Modifications of autophagy influenced the Alzheimer-like changes in SH-SY5Y cells promoted by ultrafine black carbon
Publication date: March 2019
Source: Environmental Pollution, Volume 246
Author(s): Yu Shang, Mingyuan Liu, Tiantian Wang, Lu Wang, Huixin He, Yufang Zhong, Guangren Qian, Jing An, Tong Zhu, Xinghua Qiu, Jing Shang, Yingjun Chen
Ambient ultrafine black carbon (uBC) can potentially cross blood-brain barrier, however, very little is currently known about the effects they may have on central nervous system. This study aimed to explore the roles of autophagy in Alzheimer-like pathogenic changes promoted by uBC in SH-SY5Y cells. We firstly found uBC could cause cytotoxicity and oxidative stress in SH-SY5Y cells. Additionally we found uBC initiated progressive development of Alzheimer's disease (AD) associated features, mainly including neuro-inflammation and phosphorylation of tau protein (p-Tau) accumulation. Meanwhile, autophagy process was activated by uBC probably through phosphatidylinositol 3-kinase/protein kinase B (PI3K/Akt) pathway. RNA interference and autophagosome-lysosome fusion inhibitor were applied to block autophagy process at different stages. Autophagy dysfunction at the initial membrane expansion stage could aggravate p-Tau accumulation and other Alzheimer-like changes in SH-SY5Y cells promoted by uBC. However, autophagy inhibition at the final stage could alleviate p-Tau accumulation caused by uBC. This suggested that inhibition of the infusion of autophagosome and lysosome could possibly activate ubiquitination degradation pathway to regulate p-Tau equilibrium in SH-SY5Y cells. Our findings further raise the concerns about the effects of uBC on the risk of AD and indicate potential roles of autophagy in early Alzheimer-like pathogenic changes caused by ambient uBC.
Keeping up-to-date with research can feel impossible, with papers being published faster than you'll ever be able to read them. That's where Researcher comes in: we're simplifying discovery and making important discussions happen. With over 19,000 sources, including peer-reviewed journals, preprints, blogs, universities, podcasts and Live events across 10 research areas, you'll never miss what's important to you. It's like social media, but better. Oh, and we should mention - it's free.
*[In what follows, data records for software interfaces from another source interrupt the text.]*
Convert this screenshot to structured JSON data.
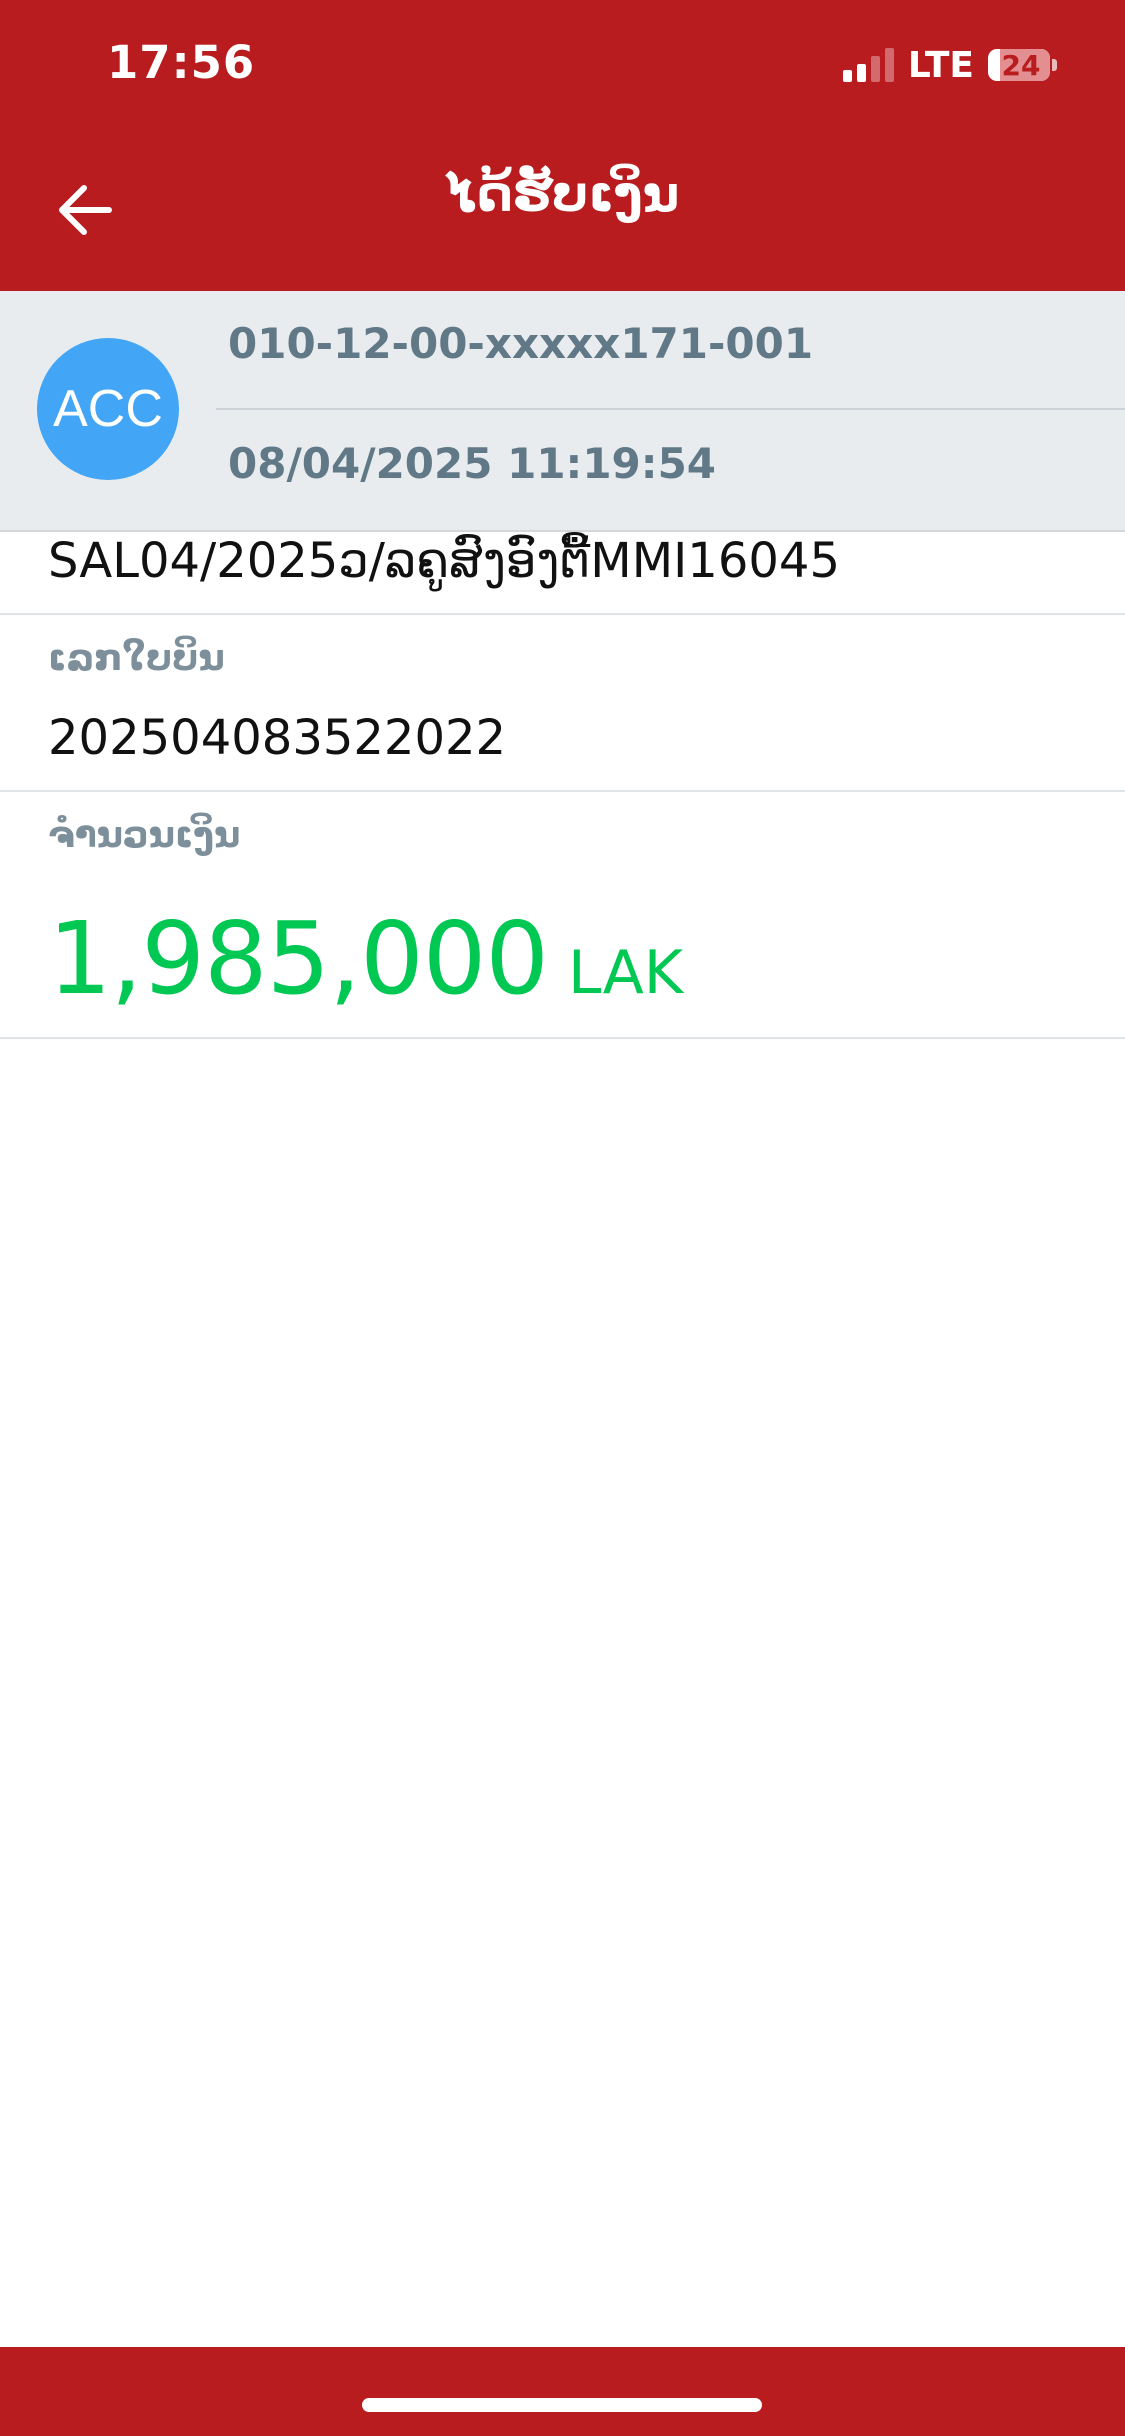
{
  "status_bar": {
    "time": "17:56",
    "network": "LTE",
    "battery": "24",
    "battery_level_percent": 24
  },
  "header": {
    "title": "ໄດ້ຮັບເງິນ",
    "back_icon": "arrow-left-icon"
  },
  "account": {
    "avatar_text": "ACC",
    "number": "010-12-00-xxxxx171-001",
    "datetime": "08/04/2025 11:19:54"
  },
  "transaction": {
    "description": "SAL04/2025ວ/ລຄູສົງອົງຕື້MMI16045",
    "bill_label": "ເລກໃບບິນ",
    "bill_number": "202504083522022",
    "amount_label": "ຈຳນວນເງິນ",
    "amount": "1,985,000",
    "currency": "LAK"
  },
  "colors": {
    "brand_red": "#b81c1f",
    "amount_green": "#00c853",
    "avatar_blue": "#42a5f5",
    "panel_bg": "#e8ecef"
  }
}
Researcher displays publicly available abstracts and doesn’t host any full article content. If the content is open access, we will direct clicks from the abstracts to the publisher website and display the PDF copy on our platform. Clicks to view the full text will be directed to the publisher website, where only users with subscriptions or access through their institution are able to view the full article.